In Kuwait, women have been granted the right to vote and hold public office for the first time. To borrow a brilliant phrase, democratization is a process, not an event, but this is an excellent first start for a more democratic and open Kuwait.
Meanwhile, in Egypt, judges are threatening a boycott of the upcoming elections unless their independence is assured. Egypt has an increasingly active pro-democracy movement led by the recently-released Ayman Nour that is challenging the autocratic rule of Hosni Mubarak and demanding truly competitive multiparty elections.
The Middle East is looking increasingly like Eastern Europe in the late 1980s – as much as regimes like the House of Saud would love to keep the democracy genie stuffed in the bottle, it’s not going back.

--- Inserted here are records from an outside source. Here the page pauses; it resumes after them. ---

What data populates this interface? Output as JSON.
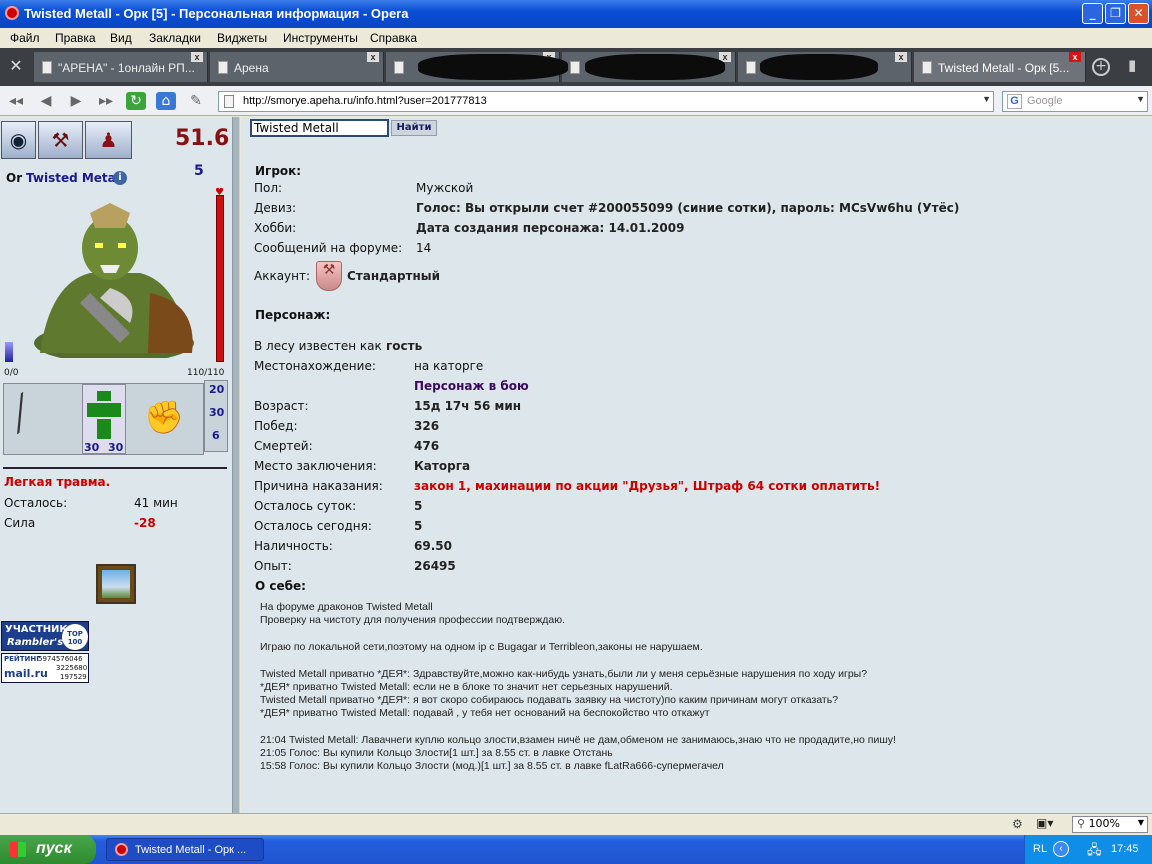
{
  "window": {
    "title": "Twisted Metall - Орк [5] - Персональная информация - Opera"
  },
  "menu": [
    "Файл",
    "Правка",
    "Вид",
    "Закладки",
    "Виджеты",
    "Инструменты",
    "Справка"
  ],
  "tabs": [
    {
      "label": "\"АРЕНА\" - 1онлайн РП..."
    },
    {
      "label": "Арена"
    },
    {
      "label": ""
    },
    {
      "label": ""
    },
    {
      "label": ""
    },
    {
      "label": "Twisted Metall - Орк [5..."
    }
  ],
  "address": {
    "url": "http://smorye.apeha.ru/info.html?user=201777813",
    "search_placeholder": "Google"
  },
  "colors": {
    "accent_red": "#cc0000",
    "name_blue": "#1a1a8c",
    "status_purple": "#3a0a5a",
    "hp_bar": "#cc1111"
  },
  "icons": [
    "eye-icon",
    "tools-icon",
    "character-icon",
    "info-icon",
    "spear-icon",
    "fist-icon",
    "portrait-icon"
  ],
  "char": {
    "rating": "51.6",
    "level": "5",
    "race_prefix": "Or",
    "name": "Twisted Metall",
    "mana": "0/0",
    "hp": "110/110",
    "armor_left": "30",
    "armor_right": "30",
    "stat1": "20",
    "stat2": "30",
    "stat3": "6",
    "injury": "Легкая травма.",
    "injury_left_label": "Осталось:",
    "injury_left_val": "41 мин",
    "strength_label": "Сила",
    "strength_val": "-28"
  },
  "banners": {
    "rambler_title": "УЧАСТНИК",
    "rambler_name": "Rambler's",
    "rambler_top": "TOP 100",
    "mail_rating": "РЕЙТИНГ",
    "mail_n1": "5974576046",
    "mail_n2": "3225680",
    "mail_n3": "197529",
    "mail_logo": "mail.ru"
  },
  "search": {
    "value": "Twisted Metall",
    "button": "Найти"
  },
  "player": {
    "heading": "Игрок:",
    "rows": [
      {
        "label": "Пол:",
        "value": "Мужской"
      },
      {
        "label": "Девиз:",
        "value": "Голос: Вы открыли счет #200055099 (синие сотки), пароль: MCsVw6hu (Утёс)"
      },
      {
        "label": "Хобби:",
        "value": "Дата создания персонажа: 14.01.2009"
      },
      {
        "label": "Сообщений на форуме:",
        "value": "14"
      }
    ],
    "account_label": "Аккаунт:",
    "account_value": "Стандартный"
  },
  "character": {
    "heading": "Персонаж:",
    "forest_text": "В лесу известен как",
    "forest_value": "гость",
    "location_label": "Местонахождение:",
    "location_value": "на каторге",
    "status": "Персонаж в бою",
    "rows": [
      {
        "label": "Возраст:",
        "value": "15д 17ч 56 мин"
      },
      {
        "label": "Побед:",
        "value": "326"
      },
      {
        "label": "Смертей:",
        "value": "476"
      },
      {
        "label": "Место заключения:",
        "value": "Каторга"
      },
      {
        "label": "Причина наказания:",
        "value": "закон 1, махинации по акции \"Друзья\", Штраф 64 сотки оплатить!"
      },
      {
        "label": "Осталось суток:",
        "value": "5"
      },
      {
        "label": "Осталось сегодня:",
        "value": "5"
      },
      {
        "label": "Наличность:",
        "value": "69.50"
      },
      {
        "label": "Опыт:",
        "value": "26495"
      }
    ],
    "about_heading": "О себе:"
  },
  "about": [
    "На форуме драконов Twisted Metall",
    "Проверку на чистоту для получения профессии подтверждаю.",
    "",
    "Играю по локальной сети,поэтому на одном ip с Bugagar и Terribleon,законы не нарушаем.",
    "",
    "Twisted Metall приватно *ДЕЯ*: Здравствуйте,можно как-нибудь узнать,были ли у меня серьёзные нарушения по ходу игры?",
    "*ДЕЯ* приватно Twisted Metall: если не в блоке то значит нет серьезных нарушений.",
    "Twisted Metall приватно *ДЕЯ*: я вот скоро собираюсь подавать заявку на чистоту)по каким причинам могут отказать?",
    "*ДЕЯ* приватно Twisted Metall: подавай , у тебя нет оснований на беспокойство что откажут",
    "",
    "21:04 Twisted Metall: Лавачнеги куплю кольцо злости,взамен ничё не дам,обменом не занимаюсь,знаю что не продадите,но пишу!",
    "21:05 Голос: Вы купили Кольцо Злости[1 шт.] за 8.55 ст. в лавке Отстань",
    "15:58 Голос: Вы купили Кольцо Злости (мод.)[1 шт.] за 8.55 ст. в лавке fLatRa666-супермегачел"
  ],
  "status": {
    "zoom": "100%"
  },
  "taskbar": {
    "start": "пуск",
    "item": "Twisted Metall - Орк ...",
    "lang": "RL",
    "time": "17:45"
  }
}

I once heard a speech in which former Israeli Prime Minister Binyamin Netanyahu postulated that freedom invariably flows from places that are more free to those that are less. History tends to prove that thesis correct, and it appears that events in the Middle East are only confirming that democratization is contagious.